Plenty of Fish tackles a hard topic with its refreshed look

The dating service has launched its brand refresh with a campaign full of "Dick pics." And yes, that capital "D" is important.

Dating service Plenty of Fish is trying to put a friendly foot forward by discouraging unsolicited nudes in its latest creative campaign.

The campaign, developed by creative agency 123w, is called “The Gallery of Dick Pics.” But rather than featuring a collection of not-safe-for-work images of male genitalia, the dating service is taking the opportunity to showcase a variety of men with variations of the name Richard in a digital gallery. All of the Richards are, as the ad says, nice and wholesome guys who are welcomed to the platform, while unsolicited nudes (including so-called “dick pics”) are not.

The campaign supports a total brand refresh for Plenty of Fish, which features a new logo, updated app and new in-app features likes games that are meant to facilitate connections between users. The rebrand was led by New York creative agency Mrs&Mr.

Though Plenty of Fish, founded in Vancouver in 2003, is more seasoned than other dating services, its popularity has waned against competitors like Tinder, Hinge and OKCupid (all of which are, like Plenty of Fish, owned by Match Group), as well as Bumble. Plenty of Fish’s new brand not only comes with a more modern look, but an identity based around being more friendly and giving users multiple ways to meet with potential partners to differentiate it from other options. “The Gallery of Dick Pics” is an effort to show would-be users the kind of environment Plenty of Fish is championing.

“At Plenty of Fish, we want a dating community that is respected and respectful,” said Christina Kozloff, chief marketing officer for Plenty of Fish. “Sending unsolicited nudes is offensive and categorically wrong. While we ban photo sharing on our app and encourage members to report anyone who violates our policies off-app, we want to address this issue directly. As a result, we are launching this campaign to promote healthier ways for daters to interact so that unwanted photos are never sent in the first place.”

The message is a particularly powerful one for the dating service to advance, because unsolicited nudes are a common hazard in the online dating world: 56% of singles say they have received an unsolicited nude despite viewing them as disrespectful.

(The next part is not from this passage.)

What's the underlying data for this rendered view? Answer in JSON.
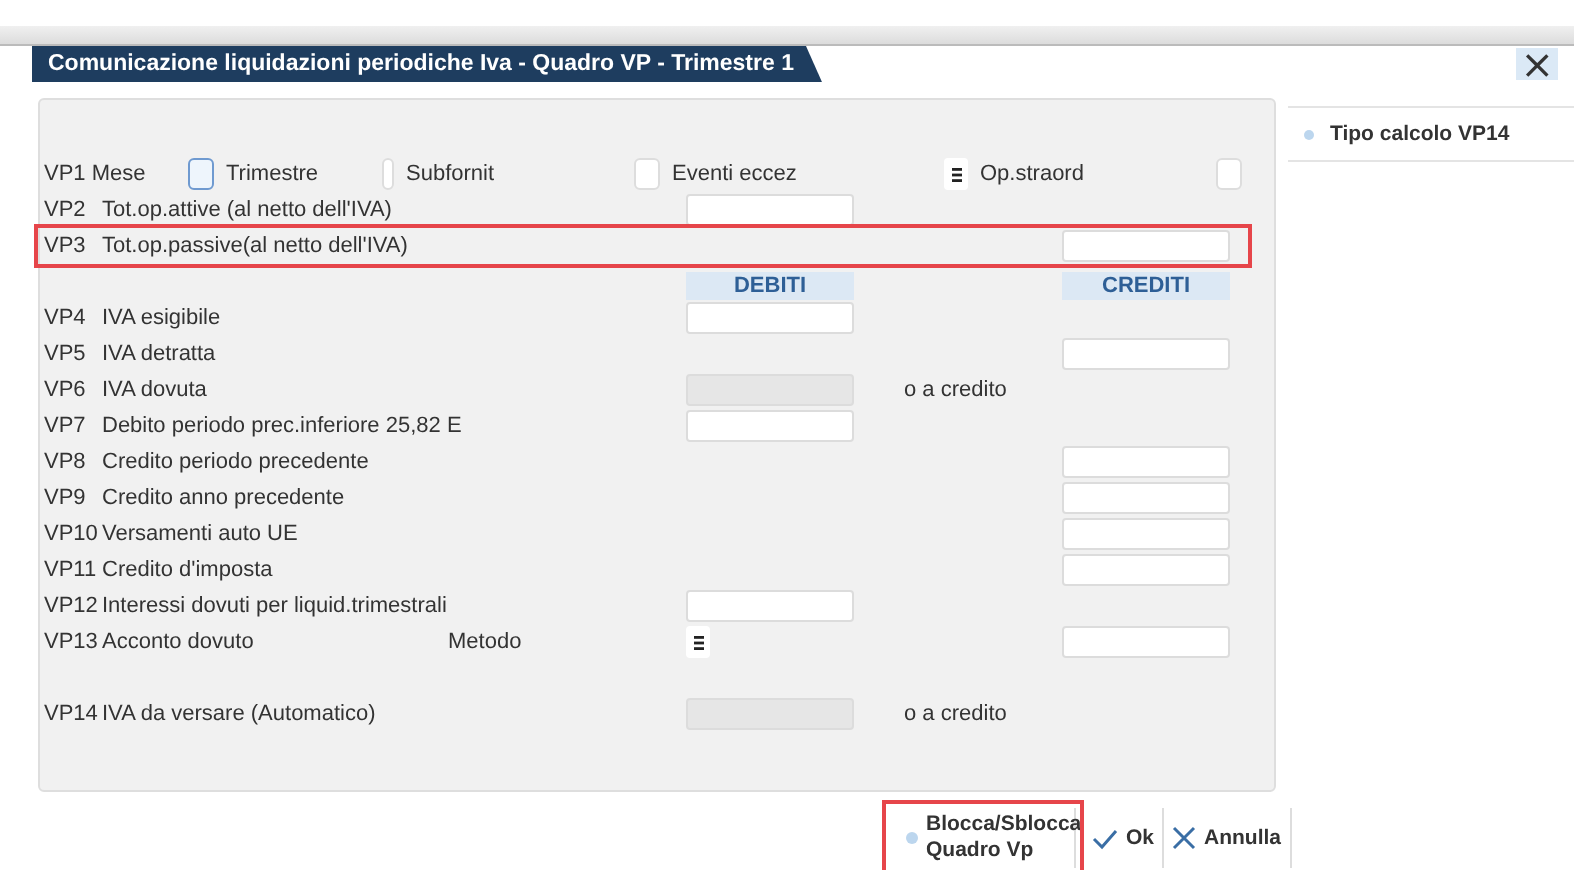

At the heart of the campaign is its microsite, which features images of a collection of men under various, evocative labels. Well coiffed men are showcased in the “Hairy Dicks” section, for example, while men taller than six feet are featured in the “Big Dicks” section. The microsite is supported by connective TV, social and digital advertising, while influencers are promoting the gallery by hosting discussions about how online dating can be improved.